Which viruses are latent?

Can all viruses be latent?

Not all viruses establish latency upon infection. Viruses belonging to the Herpesviridae, Polyomaviridae, Parvoviridae and Adenoviridae families commonly seem to establish latent infections in target cells. Reactivation is a process by which virus latency is terminated, leading to a lytic phase of replication.

Why is latent period important?

The latent period is a crucial life history trait, particularly for polycyclic plant diseases, because it determines how many complete infection cycles could theoretically occur during an epidemic.

What is virus incubation period?

The incubation period is the number of days between when you’re infected with something and when you might see symptoms. Health care professionals and government officials use this number to decide how long people need to stay away from others during an outbreak.

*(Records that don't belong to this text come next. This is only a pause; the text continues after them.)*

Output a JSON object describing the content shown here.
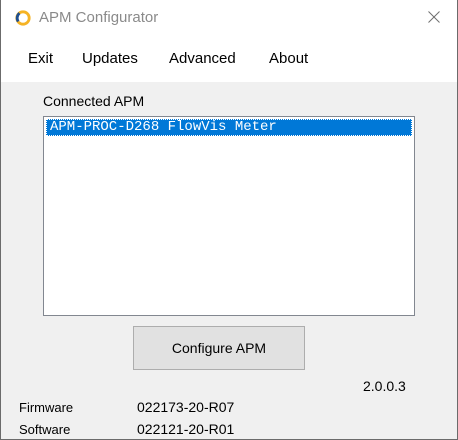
{
  "window": {
    "title": "APM Configurator"
  },
  "icons": {
    "app": "apm-logo-icon",
    "close": "close-icon"
  },
  "menu": {
    "items": [
      "Exit",
      "Updates",
      "Advanced",
      "About"
    ]
  },
  "connected": {
    "label": "Connected APM",
    "items": [
      "APM-PROC-D268 FlowVis Meter"
    ],
    "selected_index": 0
  },
  "actions": {
    "configure_label": "Configure APM"
  },
  "version": "2.0.0.3",
  "info": {
    "firmware_label": "Firmware",
    "firmware_value": "022173-20-R07",
    "software_label": "Software",
    "software_value": "022121-20-R01"
  },
  "colors": {
    "selection": "#0078d7",
    "logo_ring": "#f5b324",
    "logo_accent": "#1f4f8f",
    "window_bg": "#f0f0f0",
    "title_text": "#8a8a8a"
  }
}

What viruses are latent?

What is the difference between incubation and latency?

Depending on the disease, the person may or may not be contagious during the incubation period. During latency, an infection is subclinical. With respect to viral infections, in incubation the virus is replicating. This is in contrast to viral latency, a form of dormancy in which the virus does not replicate.

What is the meaning of the medical term latent?

Medical Definition of latent : existing in hidden or dormant form: as a : present or capable of living or developing in a host without producing visible symptoms of disease a latent virus a latent infection b : not consciously expressed latent anxiety

What is the meaning of latent fingerprint?

Definition of latent (Entry 2 of 2) : a fingerprint (as at the scene of a crime) that is scarcely visible but can be developed for study. — called also latent fingerprint, latent print.

Where can I find more information about viruses in virology?

Students should listen to the weekly podcast “This Week in Virology”, produced by Prof. Racaniello, for additional material about viruses relevant to the course. Lecture slides (pdf) will be posted at this website before each class.

What is the best book to study virology?

Vol I: Molecular Biology, Vol. II: Pathogenesis and Control (S.J. Flint et al., Fifth Edition, ASM Press 2020). Students should read Prof. Racaniello’s virology blog for information relevant to the course.